Examples of mechanisms of resistance:
Point mutations in the genes for some of the enzymes involved in the synthesis of folic acid may lead to resistance because these modified enzymes are no longer blocked. Enterococci are naturally resistant to sulfonamides because they absorb folic acid from the environment.
VI. General mechanisms of resistance:
By decreased permeability or increased efflux, bacteria can develop resistance mechanisms, which are effective against different types of antibiotics. Decreased uptake may be due to mutations in porins and increased efflux may be due to mutations in the so-called efflux pumps. Efflux pumps are protein complexes which can pump the drugs out of the cell by active transport. Most often, the natural substrates of efflux pumps are bile salts, adhesins, toxins and other proteins.

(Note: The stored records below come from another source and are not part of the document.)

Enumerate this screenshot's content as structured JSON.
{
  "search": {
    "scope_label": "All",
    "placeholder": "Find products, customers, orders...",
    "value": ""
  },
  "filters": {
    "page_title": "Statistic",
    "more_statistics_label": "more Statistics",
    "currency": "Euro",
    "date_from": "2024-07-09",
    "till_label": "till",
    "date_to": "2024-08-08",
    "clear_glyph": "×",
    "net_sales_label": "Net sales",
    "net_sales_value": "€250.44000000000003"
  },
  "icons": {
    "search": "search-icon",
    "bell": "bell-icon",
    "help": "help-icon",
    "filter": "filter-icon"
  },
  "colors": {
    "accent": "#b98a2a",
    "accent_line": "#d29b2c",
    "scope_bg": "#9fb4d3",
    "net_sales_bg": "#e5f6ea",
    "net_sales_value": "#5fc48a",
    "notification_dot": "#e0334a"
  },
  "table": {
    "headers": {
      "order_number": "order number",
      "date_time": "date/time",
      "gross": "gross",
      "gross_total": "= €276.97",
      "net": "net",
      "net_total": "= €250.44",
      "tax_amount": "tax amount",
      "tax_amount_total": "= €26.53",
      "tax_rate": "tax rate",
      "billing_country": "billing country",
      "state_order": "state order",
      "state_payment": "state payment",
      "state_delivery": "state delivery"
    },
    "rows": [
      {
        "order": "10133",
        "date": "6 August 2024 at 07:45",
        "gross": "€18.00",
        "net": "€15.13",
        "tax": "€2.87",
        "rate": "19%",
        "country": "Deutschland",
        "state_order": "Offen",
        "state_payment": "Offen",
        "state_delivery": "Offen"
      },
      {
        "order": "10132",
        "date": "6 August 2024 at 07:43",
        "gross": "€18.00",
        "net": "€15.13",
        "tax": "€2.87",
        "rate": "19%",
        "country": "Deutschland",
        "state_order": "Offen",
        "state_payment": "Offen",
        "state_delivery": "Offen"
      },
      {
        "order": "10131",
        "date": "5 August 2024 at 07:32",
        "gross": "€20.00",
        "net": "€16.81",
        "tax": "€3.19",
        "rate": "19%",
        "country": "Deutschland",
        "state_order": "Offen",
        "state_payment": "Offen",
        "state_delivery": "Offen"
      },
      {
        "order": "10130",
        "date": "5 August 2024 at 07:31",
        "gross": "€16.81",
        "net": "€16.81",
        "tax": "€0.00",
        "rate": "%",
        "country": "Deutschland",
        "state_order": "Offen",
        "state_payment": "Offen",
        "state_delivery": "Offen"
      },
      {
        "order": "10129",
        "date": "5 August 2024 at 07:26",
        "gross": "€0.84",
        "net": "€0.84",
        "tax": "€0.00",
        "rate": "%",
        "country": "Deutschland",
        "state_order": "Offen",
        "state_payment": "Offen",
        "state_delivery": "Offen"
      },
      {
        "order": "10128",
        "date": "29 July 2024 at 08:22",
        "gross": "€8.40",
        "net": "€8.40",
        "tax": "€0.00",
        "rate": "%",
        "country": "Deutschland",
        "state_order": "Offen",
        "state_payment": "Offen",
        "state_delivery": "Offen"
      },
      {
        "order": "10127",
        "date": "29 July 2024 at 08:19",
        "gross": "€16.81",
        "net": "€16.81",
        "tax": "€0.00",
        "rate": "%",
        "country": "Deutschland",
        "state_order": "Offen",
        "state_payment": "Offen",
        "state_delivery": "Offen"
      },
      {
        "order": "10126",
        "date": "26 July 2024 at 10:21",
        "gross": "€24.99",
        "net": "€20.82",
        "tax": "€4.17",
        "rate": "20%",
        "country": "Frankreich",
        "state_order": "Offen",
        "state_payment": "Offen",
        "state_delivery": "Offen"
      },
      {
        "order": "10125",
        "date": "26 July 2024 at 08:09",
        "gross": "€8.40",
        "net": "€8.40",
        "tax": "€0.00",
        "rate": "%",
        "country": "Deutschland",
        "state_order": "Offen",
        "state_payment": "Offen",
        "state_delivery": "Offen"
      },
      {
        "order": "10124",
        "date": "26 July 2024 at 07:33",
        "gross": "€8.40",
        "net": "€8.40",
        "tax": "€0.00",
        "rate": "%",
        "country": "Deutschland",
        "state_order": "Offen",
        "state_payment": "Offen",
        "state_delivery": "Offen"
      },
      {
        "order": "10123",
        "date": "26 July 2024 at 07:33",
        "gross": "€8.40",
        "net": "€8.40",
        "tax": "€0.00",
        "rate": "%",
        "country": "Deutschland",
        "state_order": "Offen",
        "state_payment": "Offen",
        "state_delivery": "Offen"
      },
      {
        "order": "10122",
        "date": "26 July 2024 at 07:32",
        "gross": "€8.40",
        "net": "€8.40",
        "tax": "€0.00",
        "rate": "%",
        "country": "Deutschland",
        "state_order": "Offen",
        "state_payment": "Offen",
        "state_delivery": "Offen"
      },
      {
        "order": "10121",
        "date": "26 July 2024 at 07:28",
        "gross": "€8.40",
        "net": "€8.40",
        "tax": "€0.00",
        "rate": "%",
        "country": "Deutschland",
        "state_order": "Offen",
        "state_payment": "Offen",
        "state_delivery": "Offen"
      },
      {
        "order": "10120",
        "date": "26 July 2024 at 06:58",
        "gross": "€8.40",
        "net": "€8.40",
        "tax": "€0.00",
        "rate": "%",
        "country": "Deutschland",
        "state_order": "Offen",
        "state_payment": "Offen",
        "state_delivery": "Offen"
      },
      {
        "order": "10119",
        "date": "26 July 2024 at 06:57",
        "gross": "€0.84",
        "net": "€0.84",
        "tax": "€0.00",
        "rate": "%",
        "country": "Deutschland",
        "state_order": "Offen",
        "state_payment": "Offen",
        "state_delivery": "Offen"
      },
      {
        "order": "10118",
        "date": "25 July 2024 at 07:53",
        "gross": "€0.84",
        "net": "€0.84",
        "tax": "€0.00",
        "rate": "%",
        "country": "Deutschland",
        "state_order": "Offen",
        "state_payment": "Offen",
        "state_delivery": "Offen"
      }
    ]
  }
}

ESBL, means "Extended-Spectrum Beta-Lactamases", which implies that the bacterium has a beta-lactamase with extended spectrum (can hydrolyse different kinds of beta-lactams). ESBL is sometimes used, a bit sloppy, for a group of multi-resistant bacteria, but is actually a name given to a group of enzymes, which are present in some multi-resistant bacteria. ESBL confer resistance to penicillins and many cephalosporins. ESBL are often plasmid encoded and may be transmitted between gram negative bacteria.

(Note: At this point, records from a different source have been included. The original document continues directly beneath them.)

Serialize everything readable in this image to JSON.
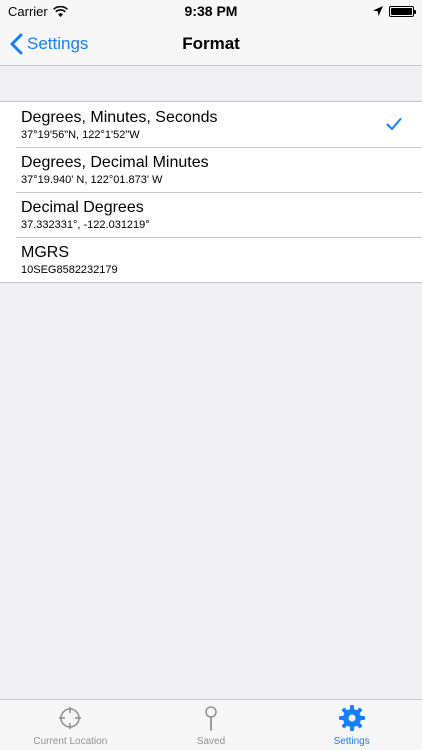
{
  "status_bar": {
    "carrier": "Carrier",
    "time": "9:38 PM"
  },
  "nav": {
    "back_label": "Settings",
    "title": "Format"
  },
  "formats": [
    {
      "title": "Degrees, Minutes, Seconds",
      "example": "37°19'56\"N, 122°1'52\"W",
      "selected": true
    },
    {
      "title": "Degrees, Decimal Minutes",
      "example": "37°19.940' N, 122°01.873' W",
      "selected": false
    },
    {
      "title": "Decimal Degrees",
      "example": "37.332331°, -122.031219°",
      "selected": false
    },
    {
      "title": "MGRS",
      "example": "10SEG8582232179",
      "selected": false
    }
  ],
  "tabs": [
    {
      "label": "Current Location",
      "icon": "crosshair-icon",
      "active": false
    },
    {
      "label": "Saved",
      "icon": "pin-icon",
      "active": false
    },
    {
      "label": "Settings",
      "icon": "gear-icon",
      "active": true
    }
  ],
  "colors": {
    "accent": "#157efb",
    "inactive": "#929292",
    "background": "#efeff4"
  }
}
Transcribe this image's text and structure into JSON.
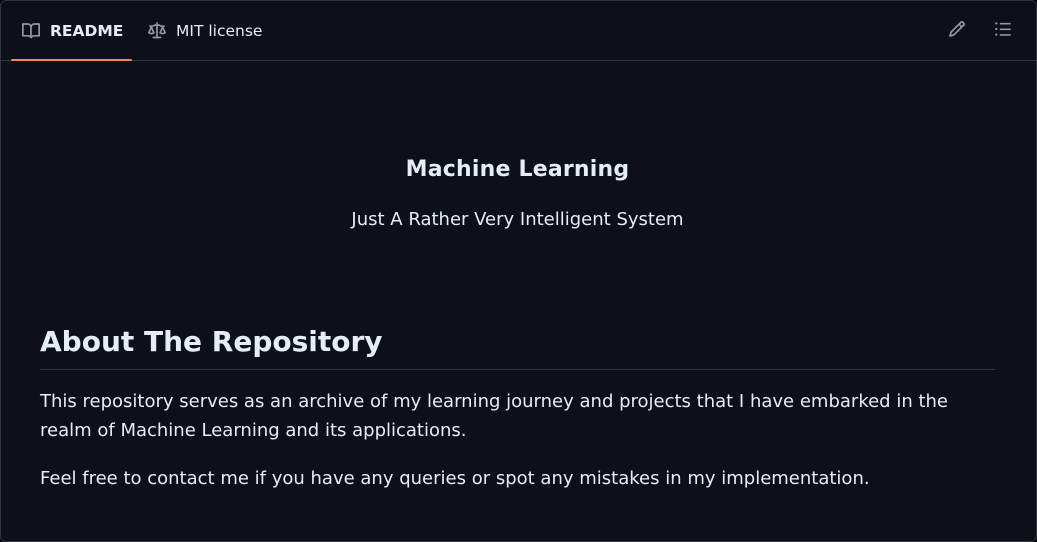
{
  "tabs": {
    "readme": {
      "label": "README",
      "icon": "book-icon",
      "active": true
    },
    "license": {
      "label": "MIT license",
      "icon": "law-icon"
    }
  },
  "actions": {
    "edit_icon": "pencil-icon",
    "outline_icon": "list-unordered-icon"
  },
  "readme": {
    "title": "Machine Learning",
    "subtitle": "Just A Rather Very Intelligent System",
    "section_heading": "About The Repository",
    "paragraphs": [
      "This repository serves as an archive of my learning journey and projects that I have embarked in the realm of Machine Learning and its applications.",
      "Feel free to contact me if you have any queries or spot any mistakes in my implementation."
    ]
  },
  "colors": {
    "accent_underline": "#f78166",
    "background": "#0d1117",
    "border": "#30363d",
    "text": "#e6edf3",
    "muted_icon": "#9198a1"
  }
}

ESBL-CARBA (or ESBLCARBA), is the term for a mechanism of resistance in enteric bacteria, which causes resistance to most penicillins, cephalosporins and carbapenems. In Sweden, findings of ESBLCARBA in animals are notifiable to the County Administrative Board and the Board of Agriculture.
MRS means Methicillin Resistant Staphylococci. MRS is a designation for staphylococci in general, which is resistant to all penicillins (such as methicillin) and cephalosporins. In Sweden, findings of MRS in animals are notifiable to the County Administrative Board and the Board of Agriculture.

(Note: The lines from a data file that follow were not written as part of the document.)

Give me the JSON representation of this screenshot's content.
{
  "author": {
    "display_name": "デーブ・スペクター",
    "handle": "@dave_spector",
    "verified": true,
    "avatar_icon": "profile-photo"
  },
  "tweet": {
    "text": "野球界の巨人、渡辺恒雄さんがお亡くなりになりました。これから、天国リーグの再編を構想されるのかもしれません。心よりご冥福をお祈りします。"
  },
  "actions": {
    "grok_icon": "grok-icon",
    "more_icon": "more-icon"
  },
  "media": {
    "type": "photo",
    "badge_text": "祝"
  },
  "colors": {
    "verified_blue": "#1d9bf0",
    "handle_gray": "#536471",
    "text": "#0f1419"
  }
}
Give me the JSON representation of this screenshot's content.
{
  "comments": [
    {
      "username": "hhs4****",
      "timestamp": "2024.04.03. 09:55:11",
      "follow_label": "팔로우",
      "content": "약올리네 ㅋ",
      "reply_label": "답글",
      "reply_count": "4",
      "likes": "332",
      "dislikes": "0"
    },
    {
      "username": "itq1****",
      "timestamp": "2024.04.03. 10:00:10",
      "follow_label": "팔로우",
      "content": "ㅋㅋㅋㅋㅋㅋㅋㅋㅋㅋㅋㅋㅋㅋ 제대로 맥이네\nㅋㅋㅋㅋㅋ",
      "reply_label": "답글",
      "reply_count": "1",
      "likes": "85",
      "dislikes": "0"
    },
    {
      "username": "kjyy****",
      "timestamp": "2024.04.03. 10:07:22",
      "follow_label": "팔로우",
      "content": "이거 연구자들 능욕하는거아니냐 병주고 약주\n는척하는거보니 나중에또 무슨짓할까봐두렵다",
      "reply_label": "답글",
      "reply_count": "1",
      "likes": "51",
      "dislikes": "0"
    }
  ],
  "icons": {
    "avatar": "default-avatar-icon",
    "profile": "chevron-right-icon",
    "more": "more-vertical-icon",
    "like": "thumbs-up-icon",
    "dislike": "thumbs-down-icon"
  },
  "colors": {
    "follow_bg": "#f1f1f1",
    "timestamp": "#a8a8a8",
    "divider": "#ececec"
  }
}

MRSA means Methicillin Resistant Staphylococcus Aureus. MRSA is the designation of Staphylococcus aureus strains, which are resistant to all penicillins (such as methicillin) and cephalosporins. In Sweden, findings of MRSA in animals are notifiable to the County Administrative Board and the Board of Agriculture.
MRSP means Methicillin Resistant Staphylococcus Pseudintermedius. MRSP is the designation of Staphylococcus pseudintermedius strains, which are resistant to all penicillins (such as methicillin) and cephalosporins. In Sweden, findings of MRSP in animals are notifiable to the County Administrative Board and the Board of Agriculture.
VRE means Vancomycin Resistant Enterococci.
VIII. More information
More information about the antibiotic resistance situation and antibiotic consumption in various European countries (including Sweden) can be obtained on the website of the European Centre for Disease Prevention and Control when clicking on "Health Topics" and then select "Health Topics A-Z" and then "Antimicrobial resistance". There you can select e.g., "Antimicrobial resistance interactive database (EARS-Net)" under Interactive Databases. Another important source of information on antibiotic susceptibility in the form of MIC values is the website EUCAST (European Committee on Antimicrobial Susceptibility Testing), where you can search a database for a specific antibiotic or a particular bacterium.